Mary’s compass pointed her in the direction of a life in the arts early on. Founder of the Riabhóg Singers Club and of the Skehana Theatre Company, her boundless energy led her to play a memorable part in the Druid’s production of The Midnight Court. Forever intent on supporting artists in the best and most imaginative ways possible, it was she who conceived of what are now the TG4 Gradam Ceoil Awards, produced many TV programmes including Flosc, and over the past decade, founded the Medical Orchestra in NUI Galway. At the same time, Mary led the visionary Arts in Action programme, a jewel in the university’s crown, drawing the finest artists and countless international students to NUIG.
Her Fulbright scholarship led to another remarkable odyssey, this time to Kentucky’s Berea College, from where she researched the songs and legacy of Jean Ritchie. Her final, superb album, From Mountain to Mountain, celebrated the rich shared histories of Kentucky’s Appalachian communities and those of her own home place, Drumkeeran, and led to yet another inspired collaboration, this time with American jazz pianist, Bertha Hope.

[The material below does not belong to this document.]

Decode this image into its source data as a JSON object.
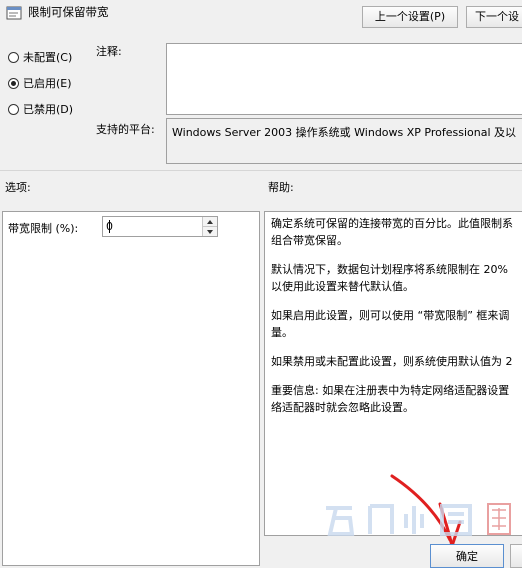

Mary was indefatigable in everything she did. She could be impatient and occasionally cranky, as she struggled to understand why everyone else didn’t possess the boundless energy and enthusiasm which characterised her stewarding of every artistic odyssey she embarked on.
She was the powerhouse who conceived and produced She Moved Through The Fair: The Legend of Margaret Barry, bearing rich testament to her commitment to sharing Barry’s extraordinary life and talent with those who knew nothing of her.

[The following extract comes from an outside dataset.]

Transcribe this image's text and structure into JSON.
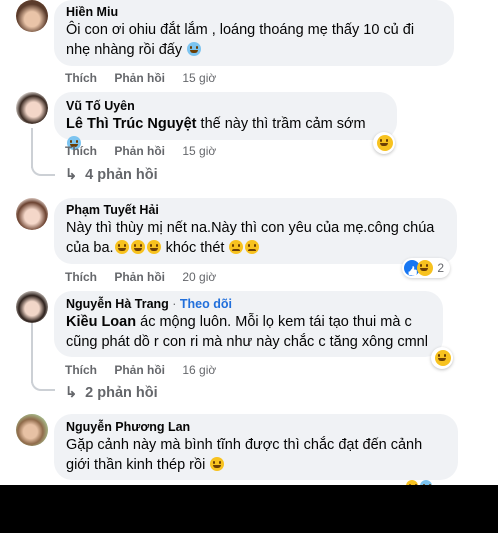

Even in the midst of her medical treatment, Mary’s ear was poised for musical adventure. While in hospital in Galway, she detected the inherent musicality of the numerous beeps emanating from the machinery that surrounded her. Before her doctors knew what was happening, she had persuaded them to allow her dear friends, musicians Máirtín O’Connor and Garry Ó Briain, in to record the sounds, which formed the basis of a new composition, subsequently premiered in Galway.
At her core though, Mary was a singer. Her singing of The Holland Handkerchief, Sanctuary (based on a poem by her lifelong friend, Vincent Woods) and of Shane MacGowan’s Rainy Night in Soho saw her plant a depth charge in each song, making them utterly her own while, at the same time, delicately revealing the universal truths in each. And when Mary sang that iconic line from Rainy Night in Soho, “You’re the measure of my dreams,” the words reverberated long after she left the stage.
Her long time close friend and touring companion, President Michael D Higgins, paid fitting tribute to her, saying that “Mary brought the truth of emotion and empathy to her singing, and her acclaimed debut album, The Holland Handkerchief, established her as one of the greatest traditional singers of her generation.’
Mary is survived by her husband, Paddy (Noonan), daughters, Mairéad, Méabh and Niamh, son David, brothers, Martin and Séamus and her sisters, Pauline and Gertie,and her grandchildren Cillian, Kate and Molly.*
*This article was edited on April 30th 2020 to correct the date of death and ammend the list of surviving relatives.